When Vicken Parsons and Antony Gormley met at London’s Slade School of Fine Art in 1979, neither could have imagined the course that their careers—or their partnership—would take. “In our early life, we did everything in the same room,” Gormley has said. “We would be soaking the brown rice and drawing and painting and sculpting and rocking the baby all in the same space.” Gormley went on to win the 1994 Turner Prize for his mind-melting public sculptures of deconstructed, cubistic human forms, while Parsons would build her reputation on intimate, semi-abstract paintings of landscapes and architectural spaces.
Although their practices could hardly differ more, in 2012 the pair came together to create the mobile sculptureRelational Aesthetics
—a commission for a “Sweethearts” exhibition that showcased collaborations between artist couples. “I want to do my work.
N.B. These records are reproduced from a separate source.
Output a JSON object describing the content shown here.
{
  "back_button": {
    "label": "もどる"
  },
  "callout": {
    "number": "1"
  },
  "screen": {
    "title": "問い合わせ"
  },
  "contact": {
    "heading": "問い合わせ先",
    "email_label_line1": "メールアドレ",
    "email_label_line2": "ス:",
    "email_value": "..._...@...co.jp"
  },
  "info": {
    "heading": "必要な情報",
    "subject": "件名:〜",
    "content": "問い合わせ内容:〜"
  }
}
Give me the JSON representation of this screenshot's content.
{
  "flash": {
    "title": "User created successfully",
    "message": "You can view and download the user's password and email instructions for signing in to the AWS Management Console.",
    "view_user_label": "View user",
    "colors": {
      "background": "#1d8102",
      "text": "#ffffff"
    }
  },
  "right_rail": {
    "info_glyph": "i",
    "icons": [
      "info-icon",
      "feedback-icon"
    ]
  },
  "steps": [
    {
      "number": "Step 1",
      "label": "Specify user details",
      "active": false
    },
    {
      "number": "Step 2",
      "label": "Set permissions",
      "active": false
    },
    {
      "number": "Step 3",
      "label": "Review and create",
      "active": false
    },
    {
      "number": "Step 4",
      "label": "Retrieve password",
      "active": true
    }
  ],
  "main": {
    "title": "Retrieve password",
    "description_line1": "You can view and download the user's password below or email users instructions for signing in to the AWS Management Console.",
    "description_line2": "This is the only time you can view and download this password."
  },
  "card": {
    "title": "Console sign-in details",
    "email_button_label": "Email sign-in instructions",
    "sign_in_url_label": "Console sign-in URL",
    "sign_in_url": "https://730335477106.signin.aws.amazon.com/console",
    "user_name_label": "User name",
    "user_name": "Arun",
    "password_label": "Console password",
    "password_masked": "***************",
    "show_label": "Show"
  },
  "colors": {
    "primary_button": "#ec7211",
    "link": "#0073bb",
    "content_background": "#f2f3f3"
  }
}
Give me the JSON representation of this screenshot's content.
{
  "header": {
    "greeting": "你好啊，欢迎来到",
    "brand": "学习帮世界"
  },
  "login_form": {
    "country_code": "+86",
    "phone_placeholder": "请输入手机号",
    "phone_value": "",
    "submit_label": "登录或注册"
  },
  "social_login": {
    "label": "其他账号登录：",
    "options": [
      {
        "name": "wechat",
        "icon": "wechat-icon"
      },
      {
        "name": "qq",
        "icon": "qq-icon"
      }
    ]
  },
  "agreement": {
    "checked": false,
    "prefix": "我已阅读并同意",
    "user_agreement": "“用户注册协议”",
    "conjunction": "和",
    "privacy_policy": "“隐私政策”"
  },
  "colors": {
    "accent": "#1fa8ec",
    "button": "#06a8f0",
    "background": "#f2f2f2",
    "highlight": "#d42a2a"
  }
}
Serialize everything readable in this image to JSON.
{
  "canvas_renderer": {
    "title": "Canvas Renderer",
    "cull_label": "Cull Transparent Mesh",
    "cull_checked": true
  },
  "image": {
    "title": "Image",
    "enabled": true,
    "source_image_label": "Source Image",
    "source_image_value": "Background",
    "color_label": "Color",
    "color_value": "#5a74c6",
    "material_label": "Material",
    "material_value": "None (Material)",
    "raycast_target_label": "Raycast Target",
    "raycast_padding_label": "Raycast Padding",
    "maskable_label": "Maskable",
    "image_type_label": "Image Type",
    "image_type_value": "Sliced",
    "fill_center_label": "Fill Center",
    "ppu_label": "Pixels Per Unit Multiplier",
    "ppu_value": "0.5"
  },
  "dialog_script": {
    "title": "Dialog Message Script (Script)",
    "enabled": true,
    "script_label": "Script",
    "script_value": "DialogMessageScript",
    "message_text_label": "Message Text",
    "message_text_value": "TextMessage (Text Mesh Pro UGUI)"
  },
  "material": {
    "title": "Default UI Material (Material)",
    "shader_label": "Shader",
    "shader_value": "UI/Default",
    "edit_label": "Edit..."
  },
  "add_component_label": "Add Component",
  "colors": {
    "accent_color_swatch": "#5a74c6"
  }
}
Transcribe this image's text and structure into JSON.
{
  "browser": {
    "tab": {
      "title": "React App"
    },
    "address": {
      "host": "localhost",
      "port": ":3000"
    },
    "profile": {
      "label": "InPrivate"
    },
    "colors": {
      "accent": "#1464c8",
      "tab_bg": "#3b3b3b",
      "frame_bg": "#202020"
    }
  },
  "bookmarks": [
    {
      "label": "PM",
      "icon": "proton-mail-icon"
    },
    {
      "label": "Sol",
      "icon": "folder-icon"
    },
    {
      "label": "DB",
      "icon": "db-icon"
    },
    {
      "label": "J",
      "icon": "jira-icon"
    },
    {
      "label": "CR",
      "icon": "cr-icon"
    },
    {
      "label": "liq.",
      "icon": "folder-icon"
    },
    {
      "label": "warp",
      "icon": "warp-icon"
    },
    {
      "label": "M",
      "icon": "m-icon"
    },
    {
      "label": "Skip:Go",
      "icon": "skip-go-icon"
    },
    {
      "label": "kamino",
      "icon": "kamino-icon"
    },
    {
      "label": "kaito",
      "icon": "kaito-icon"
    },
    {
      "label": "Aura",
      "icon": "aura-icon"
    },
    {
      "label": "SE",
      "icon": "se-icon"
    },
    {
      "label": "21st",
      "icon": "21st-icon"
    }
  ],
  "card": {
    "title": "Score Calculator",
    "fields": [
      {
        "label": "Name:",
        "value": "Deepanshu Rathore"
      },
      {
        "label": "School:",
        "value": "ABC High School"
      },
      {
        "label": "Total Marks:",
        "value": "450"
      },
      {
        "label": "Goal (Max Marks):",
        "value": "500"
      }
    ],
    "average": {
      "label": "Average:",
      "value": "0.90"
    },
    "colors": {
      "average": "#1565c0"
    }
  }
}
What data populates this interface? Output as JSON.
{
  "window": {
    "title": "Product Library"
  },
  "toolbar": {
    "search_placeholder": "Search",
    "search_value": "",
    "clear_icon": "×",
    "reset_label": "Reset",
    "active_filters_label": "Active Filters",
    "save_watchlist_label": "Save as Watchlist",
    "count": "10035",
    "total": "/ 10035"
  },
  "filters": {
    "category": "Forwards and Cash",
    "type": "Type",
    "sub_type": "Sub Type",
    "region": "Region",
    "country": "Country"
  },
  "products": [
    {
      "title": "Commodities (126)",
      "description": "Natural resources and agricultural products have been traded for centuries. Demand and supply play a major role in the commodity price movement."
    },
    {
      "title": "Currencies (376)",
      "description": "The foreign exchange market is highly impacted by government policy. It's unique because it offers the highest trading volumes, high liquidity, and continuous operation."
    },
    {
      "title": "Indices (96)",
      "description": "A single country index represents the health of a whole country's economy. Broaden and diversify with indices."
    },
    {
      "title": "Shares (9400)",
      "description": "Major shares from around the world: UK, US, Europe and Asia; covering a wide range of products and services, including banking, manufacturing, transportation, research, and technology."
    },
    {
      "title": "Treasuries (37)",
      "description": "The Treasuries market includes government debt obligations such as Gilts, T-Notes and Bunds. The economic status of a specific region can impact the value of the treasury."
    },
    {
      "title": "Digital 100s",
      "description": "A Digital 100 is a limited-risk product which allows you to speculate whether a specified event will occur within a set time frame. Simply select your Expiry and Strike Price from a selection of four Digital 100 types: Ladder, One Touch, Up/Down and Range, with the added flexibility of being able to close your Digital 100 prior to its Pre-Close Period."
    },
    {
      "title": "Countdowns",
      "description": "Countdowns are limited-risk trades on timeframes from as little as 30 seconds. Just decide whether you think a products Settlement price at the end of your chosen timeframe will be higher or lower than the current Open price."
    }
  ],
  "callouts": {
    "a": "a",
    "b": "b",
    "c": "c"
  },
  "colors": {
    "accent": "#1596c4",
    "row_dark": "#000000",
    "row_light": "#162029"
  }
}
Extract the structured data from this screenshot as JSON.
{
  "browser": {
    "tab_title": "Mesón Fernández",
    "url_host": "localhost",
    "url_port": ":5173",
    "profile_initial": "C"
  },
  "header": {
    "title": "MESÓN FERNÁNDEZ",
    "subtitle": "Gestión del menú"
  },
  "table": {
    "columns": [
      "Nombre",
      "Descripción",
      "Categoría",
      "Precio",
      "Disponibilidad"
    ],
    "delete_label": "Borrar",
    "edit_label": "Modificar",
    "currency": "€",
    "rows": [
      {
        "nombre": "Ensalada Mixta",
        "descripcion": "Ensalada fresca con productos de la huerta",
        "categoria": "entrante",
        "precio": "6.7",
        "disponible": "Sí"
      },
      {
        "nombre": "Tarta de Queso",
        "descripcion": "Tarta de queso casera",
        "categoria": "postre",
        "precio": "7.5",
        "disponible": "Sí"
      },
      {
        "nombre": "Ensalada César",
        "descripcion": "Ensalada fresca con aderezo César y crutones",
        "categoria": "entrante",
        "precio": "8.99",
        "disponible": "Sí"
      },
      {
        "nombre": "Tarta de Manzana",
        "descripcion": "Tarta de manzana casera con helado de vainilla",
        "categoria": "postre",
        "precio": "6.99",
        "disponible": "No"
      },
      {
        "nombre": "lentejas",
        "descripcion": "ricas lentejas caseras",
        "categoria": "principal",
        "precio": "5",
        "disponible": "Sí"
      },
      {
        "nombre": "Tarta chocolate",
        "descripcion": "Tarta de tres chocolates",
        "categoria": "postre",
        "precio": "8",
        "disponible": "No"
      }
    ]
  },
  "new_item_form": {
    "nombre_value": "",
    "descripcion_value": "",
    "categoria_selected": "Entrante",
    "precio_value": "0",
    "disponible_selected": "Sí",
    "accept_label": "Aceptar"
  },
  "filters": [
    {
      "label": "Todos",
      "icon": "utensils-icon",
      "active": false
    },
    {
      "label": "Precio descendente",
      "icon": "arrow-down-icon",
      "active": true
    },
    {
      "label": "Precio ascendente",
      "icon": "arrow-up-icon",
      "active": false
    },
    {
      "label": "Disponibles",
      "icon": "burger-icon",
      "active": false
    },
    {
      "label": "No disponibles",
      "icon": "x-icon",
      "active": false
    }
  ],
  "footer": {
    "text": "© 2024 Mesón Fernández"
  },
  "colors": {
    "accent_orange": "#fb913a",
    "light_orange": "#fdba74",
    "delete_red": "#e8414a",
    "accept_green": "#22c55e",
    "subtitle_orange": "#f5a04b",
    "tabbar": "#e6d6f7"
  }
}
He wants to do his work,” Parsons has said in hindsight, however. “I don’t think we will work together again.”